In-House Prototype Printing

Does anyone have knowledge on prototype printing for packaging? (One-off printing for things like Labels, Shrink Film, Folding Cartons, Flexible Packaging, using Foils, Metallic Inks, Varnishes, etc.)

This is something I’ve been interested in for a while, but I can’t seem to find any good information regarding it. I’ve asked a few vendors about it but I haven’t gotten much out of them other than “its expensive,” “there is a steep learning curve,” and “check out Epson.” :face_with_raised_eyebrow:

I’m not even sure the kind of printer I should be looking at for this type of stuff.

Any info here would be greatly appreciated.

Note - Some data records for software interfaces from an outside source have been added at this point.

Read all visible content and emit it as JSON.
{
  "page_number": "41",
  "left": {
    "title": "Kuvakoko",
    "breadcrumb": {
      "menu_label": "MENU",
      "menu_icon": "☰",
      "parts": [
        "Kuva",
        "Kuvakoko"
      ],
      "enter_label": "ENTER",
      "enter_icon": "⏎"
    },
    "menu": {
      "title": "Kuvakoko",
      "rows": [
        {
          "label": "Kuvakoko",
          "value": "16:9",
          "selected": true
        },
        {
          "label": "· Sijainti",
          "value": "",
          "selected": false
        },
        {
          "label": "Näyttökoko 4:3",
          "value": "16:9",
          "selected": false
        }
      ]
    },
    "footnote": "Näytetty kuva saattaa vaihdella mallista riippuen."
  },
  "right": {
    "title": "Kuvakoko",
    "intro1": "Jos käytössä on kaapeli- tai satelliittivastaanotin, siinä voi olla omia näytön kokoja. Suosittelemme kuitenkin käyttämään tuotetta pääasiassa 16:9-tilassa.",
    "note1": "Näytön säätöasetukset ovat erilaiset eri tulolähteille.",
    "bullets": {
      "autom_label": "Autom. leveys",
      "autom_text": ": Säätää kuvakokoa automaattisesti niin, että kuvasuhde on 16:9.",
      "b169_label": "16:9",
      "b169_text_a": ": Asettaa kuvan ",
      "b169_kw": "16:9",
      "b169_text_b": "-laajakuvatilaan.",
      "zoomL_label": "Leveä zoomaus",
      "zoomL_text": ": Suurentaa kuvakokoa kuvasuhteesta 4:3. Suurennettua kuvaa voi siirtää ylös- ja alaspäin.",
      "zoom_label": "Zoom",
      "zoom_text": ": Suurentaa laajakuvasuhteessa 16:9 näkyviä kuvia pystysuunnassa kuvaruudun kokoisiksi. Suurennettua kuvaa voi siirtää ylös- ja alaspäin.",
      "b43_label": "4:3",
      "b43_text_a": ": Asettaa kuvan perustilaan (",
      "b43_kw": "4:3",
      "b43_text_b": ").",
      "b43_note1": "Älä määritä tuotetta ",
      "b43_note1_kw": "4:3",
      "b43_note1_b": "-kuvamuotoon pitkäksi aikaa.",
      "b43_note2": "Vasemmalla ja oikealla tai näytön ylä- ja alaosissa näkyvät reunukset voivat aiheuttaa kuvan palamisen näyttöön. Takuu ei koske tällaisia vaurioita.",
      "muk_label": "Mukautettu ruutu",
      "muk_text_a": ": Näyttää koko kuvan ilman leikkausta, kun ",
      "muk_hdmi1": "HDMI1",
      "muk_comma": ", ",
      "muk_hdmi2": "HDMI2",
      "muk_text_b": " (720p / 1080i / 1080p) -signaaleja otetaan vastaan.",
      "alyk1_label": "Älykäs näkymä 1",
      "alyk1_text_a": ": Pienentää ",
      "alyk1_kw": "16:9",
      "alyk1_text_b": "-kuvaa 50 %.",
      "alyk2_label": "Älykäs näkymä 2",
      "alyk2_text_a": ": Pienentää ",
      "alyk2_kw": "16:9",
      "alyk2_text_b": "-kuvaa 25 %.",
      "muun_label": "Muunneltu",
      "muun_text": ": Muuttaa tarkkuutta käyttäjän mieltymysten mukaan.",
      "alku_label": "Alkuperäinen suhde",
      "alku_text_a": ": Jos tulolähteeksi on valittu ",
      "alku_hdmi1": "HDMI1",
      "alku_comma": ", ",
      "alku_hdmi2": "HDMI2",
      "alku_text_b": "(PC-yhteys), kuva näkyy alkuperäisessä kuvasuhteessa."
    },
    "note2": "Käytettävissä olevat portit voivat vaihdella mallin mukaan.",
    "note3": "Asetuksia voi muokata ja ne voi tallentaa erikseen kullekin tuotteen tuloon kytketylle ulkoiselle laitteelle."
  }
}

Here’s a quick, fairly accurate rundown of what you might want to look at (I don’t know this vendor, just found their nice succinct write up online.)

Machines are expensive.
Check into leasing options.

I’d lean toward the eco-sol if you want to do shrink films. Roland is a good entry level machine that does have white capabilities and cuts as well as prints (I haven’t found anyone at all pleased with the metallic option though. The flakes don’t stay in suspension very well, at least in the older versions.) Just remember, when the machine is cutting, it isn’t printing.

Epson has a very good solvent printer as well.

Just be aware that adding white is an upgrade option.
Either of these might set you back $10k. That’s why I said to check leases.

HP and Mimaki are out there too, but I don’t have a lot of experience with anything HP except their aqueous printers, which you don’t necessarily want. Not cuz they aren’t nice machines, they print beautifully, but because they don’t print to films of the sort you might want to use. Not to mention you can’t get the prints wet…

Our HP aqueous plotter printer will take up to an oaktag thickness stock (a low end 42" with gorgeous photo quality but dye based inks that fade within weeks in the sun.) We use card stock for stud templates but could easily be scored and folded for box templates.

Media can be expensive as well. When buying a printer, check for the media it will run and in what widths. A lot of good general purpose media out there is all 54". You might be able to get OEM media or narrow widths on some things. All media should come with a canned profile to assist you with color management.

Learning curve on a protyping machine isn’t anything difficult. Not rocket science. You most probably won’t even need a rip at first if you learn to use the profiles and/or chart if you need particular pantone matches.

1 Like

Check this

Are you wanting to print yourself or hire out the service? There are companies out there that specialize in comp production.

I gathered by “learning curve” he wanted to do it himself.
But you’re right, there are hundreds of prototyping services out there that will do one-offs.
That can be expensive.

Thanks so much @PrintDriver! This is the exact type info I was hoping to find!

@Steve_O Yes, looking to print myself. I’m already using Prototype houses and even going as far as scheduling press time for a trial run of the job prior to the production run. Hoping to one day be able to do this prototyping in house in order to save on lead times and costs.

Welp, looks like what I want is actually $50k!

This is going to take a bit more planning!

Check into leasing options. Seriously.
That way too, if you want a specific upgrade, you aren’t tied into the machine you purchased outright.

1 Like

©2019 Graphic Design Forum | Contact | Legal | Twitter | Facebook